Every fall when I know the ground is getting too cold to hold my favorite crops I get the blues. Yes, the commitment to my garden can be a chore at times. Somehow that is vastly overshadowed by the thrill of watching my tomatoes ripen, or creating that tasty dish right from my own back yard. A few years back I knew I had to find a way to overcome those blues. I needed to come up with a way to fulfill my joy of growing and cooking my own crops all year round. It wasn’t that hard to come up with a plan either.
One way to get started is to plant seeds in the soil that are very tolerant to the cold temperatures. Lettuce, Broccoli and Brussels sprouts are just a few that no only survive the chill, but also come packed with nutrition. Spinach, Kale and Collard Greens are also very hardy. You can see a pretty consistent theme. Late fall and winter crops tend to be high in iron, calcium and potassium. Keep these crops happy and you’re sure to get the recommended daily requirement. Bite for bite they are the best savings account you can build for your health.
Another way, and by far one of my favorite, is to move the gardening inside. Container gardens come in maybe shapes and sizes. They also come in assorted prices. My best option for a container garden is to purchase strong and sturdy storage containers (usually when they are on sale after the holidays) and place them in a sun filled room. It is also very easy to make your own hanging container of jugs or bottles. These are best for herbs and such and smaller plants. To see how I made my own inverted container see Success With The Inverted Container.
The container garden has several advantages. I have two container peppers, one green pepper and one jalapeno pepper, growing in my breakfast nook bay window. My husband dug them up in the fall and put them in plastic buckets, so I moved them inside. It’s nice to watch them grow in the sunlight bathed window. I walk from my kitchen just a few steps to my bay window and pick a pepper when I need one to prepare a meal with.

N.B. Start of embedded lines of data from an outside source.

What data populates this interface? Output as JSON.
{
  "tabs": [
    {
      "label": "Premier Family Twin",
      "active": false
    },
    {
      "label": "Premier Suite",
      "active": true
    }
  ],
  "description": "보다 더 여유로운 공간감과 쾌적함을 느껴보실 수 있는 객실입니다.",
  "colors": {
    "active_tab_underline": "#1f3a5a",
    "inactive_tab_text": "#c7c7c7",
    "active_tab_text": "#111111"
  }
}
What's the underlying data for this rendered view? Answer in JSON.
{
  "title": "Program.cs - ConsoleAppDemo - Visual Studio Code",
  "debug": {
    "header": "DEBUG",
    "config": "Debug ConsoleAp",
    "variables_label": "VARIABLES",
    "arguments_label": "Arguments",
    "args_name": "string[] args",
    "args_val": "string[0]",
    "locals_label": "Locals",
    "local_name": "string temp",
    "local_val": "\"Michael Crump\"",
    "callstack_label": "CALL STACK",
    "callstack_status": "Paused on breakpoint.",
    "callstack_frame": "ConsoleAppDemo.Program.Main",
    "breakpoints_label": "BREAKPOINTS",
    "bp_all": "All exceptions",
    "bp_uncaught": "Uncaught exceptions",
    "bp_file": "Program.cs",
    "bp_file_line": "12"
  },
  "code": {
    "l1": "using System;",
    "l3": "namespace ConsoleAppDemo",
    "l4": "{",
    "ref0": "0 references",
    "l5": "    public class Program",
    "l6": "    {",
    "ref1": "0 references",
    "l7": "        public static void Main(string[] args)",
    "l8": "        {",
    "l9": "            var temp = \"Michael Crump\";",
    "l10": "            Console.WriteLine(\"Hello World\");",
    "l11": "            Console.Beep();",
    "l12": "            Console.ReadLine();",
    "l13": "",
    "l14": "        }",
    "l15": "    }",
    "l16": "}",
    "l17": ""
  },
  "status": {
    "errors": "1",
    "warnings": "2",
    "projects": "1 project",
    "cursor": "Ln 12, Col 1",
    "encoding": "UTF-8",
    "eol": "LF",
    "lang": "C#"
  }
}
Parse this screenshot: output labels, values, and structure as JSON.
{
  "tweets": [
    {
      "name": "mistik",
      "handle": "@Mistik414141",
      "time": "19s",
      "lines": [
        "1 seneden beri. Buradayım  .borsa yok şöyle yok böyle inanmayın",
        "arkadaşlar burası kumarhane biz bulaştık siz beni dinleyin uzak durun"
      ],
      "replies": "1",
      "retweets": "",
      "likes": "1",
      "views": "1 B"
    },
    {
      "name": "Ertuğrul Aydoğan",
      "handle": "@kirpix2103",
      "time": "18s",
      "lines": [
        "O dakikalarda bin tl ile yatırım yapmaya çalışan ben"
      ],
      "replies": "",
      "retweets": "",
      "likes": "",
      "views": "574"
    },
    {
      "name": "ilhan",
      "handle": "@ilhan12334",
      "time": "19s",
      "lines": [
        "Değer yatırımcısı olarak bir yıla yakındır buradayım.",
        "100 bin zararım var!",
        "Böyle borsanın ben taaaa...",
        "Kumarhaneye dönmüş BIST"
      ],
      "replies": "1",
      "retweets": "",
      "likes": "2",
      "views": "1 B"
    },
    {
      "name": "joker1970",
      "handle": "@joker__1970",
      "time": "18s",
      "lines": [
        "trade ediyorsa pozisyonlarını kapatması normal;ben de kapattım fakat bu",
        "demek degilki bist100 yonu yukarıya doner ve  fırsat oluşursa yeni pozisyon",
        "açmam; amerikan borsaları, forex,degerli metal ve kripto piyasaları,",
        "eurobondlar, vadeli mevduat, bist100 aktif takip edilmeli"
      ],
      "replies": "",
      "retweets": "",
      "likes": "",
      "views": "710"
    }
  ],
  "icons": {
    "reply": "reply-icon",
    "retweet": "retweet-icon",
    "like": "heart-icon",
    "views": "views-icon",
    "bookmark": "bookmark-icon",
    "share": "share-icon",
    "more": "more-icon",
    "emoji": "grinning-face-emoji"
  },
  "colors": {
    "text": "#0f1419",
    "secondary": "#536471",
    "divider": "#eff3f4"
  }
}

When gardening in winter there are options. Indoors vs outdoors? Indoor you have the comfort of picking crops while avoiding the frigid cold. Outdoors you have the pleasure of enjoying the sun and air. And yes it is true that crops harvested outdoors will produce more vegetables. But, why choose? You can always take advantage of both.